WHAT THE TASK REQUIRES
From the entries, return every line where the string "with" shows up.

#### PROVIDED DATA ####

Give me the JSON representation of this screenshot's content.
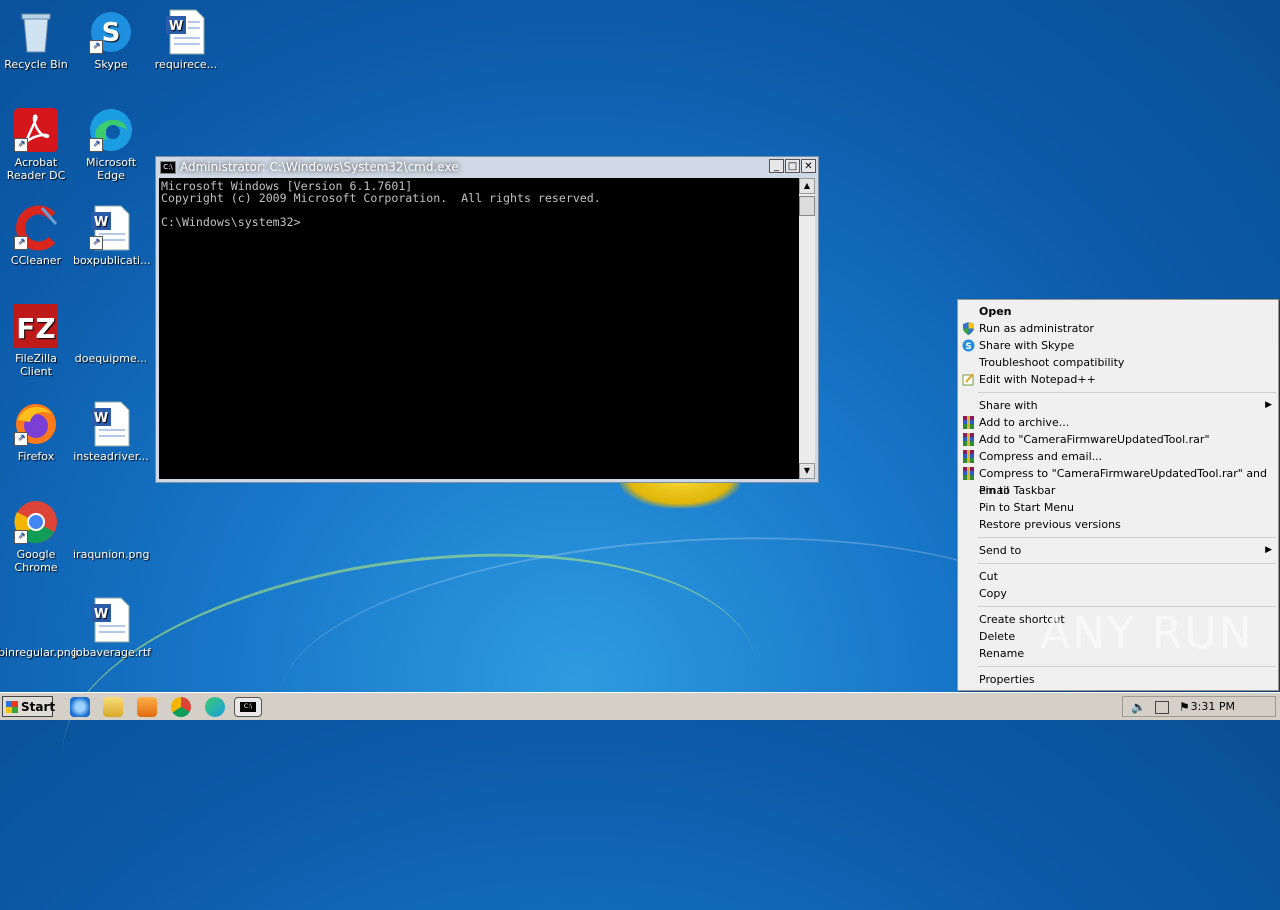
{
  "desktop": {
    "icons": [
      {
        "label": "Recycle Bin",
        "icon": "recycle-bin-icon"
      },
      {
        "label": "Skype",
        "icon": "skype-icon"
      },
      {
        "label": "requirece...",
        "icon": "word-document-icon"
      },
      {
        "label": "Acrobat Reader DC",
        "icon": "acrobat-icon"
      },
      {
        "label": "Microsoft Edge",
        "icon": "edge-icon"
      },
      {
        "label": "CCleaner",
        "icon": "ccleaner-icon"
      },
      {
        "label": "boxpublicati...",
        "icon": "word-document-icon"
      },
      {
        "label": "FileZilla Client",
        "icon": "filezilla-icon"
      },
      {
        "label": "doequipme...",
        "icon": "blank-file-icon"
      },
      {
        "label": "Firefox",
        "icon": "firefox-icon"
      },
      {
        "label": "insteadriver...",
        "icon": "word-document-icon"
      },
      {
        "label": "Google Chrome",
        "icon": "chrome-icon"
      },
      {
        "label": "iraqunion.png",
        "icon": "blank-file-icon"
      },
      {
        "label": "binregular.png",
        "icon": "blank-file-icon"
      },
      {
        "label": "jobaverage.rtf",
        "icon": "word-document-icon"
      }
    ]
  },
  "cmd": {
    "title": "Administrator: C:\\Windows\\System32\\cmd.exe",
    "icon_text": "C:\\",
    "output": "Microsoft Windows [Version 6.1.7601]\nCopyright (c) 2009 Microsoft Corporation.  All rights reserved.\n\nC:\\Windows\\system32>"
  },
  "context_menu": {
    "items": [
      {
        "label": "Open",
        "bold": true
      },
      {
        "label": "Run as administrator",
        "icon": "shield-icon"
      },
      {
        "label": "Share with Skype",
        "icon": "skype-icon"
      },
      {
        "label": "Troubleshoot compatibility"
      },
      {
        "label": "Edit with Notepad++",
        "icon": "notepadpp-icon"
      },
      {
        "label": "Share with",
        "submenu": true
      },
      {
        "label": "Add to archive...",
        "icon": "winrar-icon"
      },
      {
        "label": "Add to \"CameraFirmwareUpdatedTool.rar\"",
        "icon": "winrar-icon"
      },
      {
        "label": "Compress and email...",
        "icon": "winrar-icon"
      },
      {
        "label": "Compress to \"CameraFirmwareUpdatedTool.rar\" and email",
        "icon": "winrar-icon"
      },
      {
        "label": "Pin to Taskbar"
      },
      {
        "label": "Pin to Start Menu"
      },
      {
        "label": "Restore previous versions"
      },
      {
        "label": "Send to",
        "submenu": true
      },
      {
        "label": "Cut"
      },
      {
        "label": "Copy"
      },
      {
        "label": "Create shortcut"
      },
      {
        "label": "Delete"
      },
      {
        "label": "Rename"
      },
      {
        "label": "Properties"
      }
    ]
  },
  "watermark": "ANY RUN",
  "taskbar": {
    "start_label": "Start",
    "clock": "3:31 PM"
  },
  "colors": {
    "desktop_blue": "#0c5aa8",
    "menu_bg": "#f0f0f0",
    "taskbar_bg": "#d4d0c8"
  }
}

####

OUTPUT BELOW
        "label": "Share with Skype",
        "label": "Edit with Notepad++",
        "label": "Share with",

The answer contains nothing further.